The fastest way I can think of is using join.
list1=['I ', 'like ', 'turkey ','with ','ham']
list1_joined = "".join(list1)#We want to join it on an empty string, because each of the elements already have spaces that separate them.
#output is I like turkey with ham
love_maybe_lines = ['Always ‘, ’ in the middle of our bloodiest battles ‘, ‘you lay down your arms’, ’ like flowering mines ‘,’\n’ ,’ to conquer me home. ']
for lines in love_maybe_lines: #you iterate through love_maybe_lines
love_maybe_lines_stripped.append(lines.strip())#strip off the extra whitespace for each element in love_maybe_lines and append that to love_maybe_lines_stripped

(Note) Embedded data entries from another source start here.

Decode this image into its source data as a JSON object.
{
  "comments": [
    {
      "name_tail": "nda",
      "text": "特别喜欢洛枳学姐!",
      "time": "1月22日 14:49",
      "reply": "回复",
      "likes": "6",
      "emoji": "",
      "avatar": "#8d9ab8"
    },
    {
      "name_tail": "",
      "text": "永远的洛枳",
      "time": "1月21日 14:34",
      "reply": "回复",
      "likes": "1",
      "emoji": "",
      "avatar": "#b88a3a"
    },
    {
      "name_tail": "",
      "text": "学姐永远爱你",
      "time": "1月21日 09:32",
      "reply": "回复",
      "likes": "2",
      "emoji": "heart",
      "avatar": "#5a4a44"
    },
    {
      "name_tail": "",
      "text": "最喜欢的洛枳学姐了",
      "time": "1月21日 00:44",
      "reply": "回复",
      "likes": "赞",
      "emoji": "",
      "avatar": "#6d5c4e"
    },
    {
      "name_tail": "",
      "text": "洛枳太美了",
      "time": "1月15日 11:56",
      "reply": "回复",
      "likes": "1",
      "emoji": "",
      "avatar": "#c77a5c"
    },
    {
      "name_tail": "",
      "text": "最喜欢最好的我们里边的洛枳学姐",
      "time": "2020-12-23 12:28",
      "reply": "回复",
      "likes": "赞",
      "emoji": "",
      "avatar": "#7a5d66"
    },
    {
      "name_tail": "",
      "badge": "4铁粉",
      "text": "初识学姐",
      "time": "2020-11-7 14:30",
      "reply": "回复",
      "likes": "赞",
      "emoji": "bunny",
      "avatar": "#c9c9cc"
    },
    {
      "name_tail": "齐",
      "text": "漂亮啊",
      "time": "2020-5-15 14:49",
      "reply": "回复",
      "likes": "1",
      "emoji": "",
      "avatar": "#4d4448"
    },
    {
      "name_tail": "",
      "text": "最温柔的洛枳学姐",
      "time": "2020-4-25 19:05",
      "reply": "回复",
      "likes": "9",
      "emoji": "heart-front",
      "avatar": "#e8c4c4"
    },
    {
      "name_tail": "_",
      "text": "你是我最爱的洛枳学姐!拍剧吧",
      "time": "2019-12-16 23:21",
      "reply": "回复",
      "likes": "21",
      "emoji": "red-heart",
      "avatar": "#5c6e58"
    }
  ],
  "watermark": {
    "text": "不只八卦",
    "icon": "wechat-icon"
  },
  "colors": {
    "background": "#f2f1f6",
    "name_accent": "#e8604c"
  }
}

love_maybe_full = ‘\n’.join(love_maybe_lines_stripped)#now, in the for loop, you join together whatever element is currently in love_maybe_lines_stripped with a \n, hence why when you print this the elements appear on different lines. And notice how the last element is separated by one more line? That's because if you noticed, in your original list you had a \n that you didn't remove.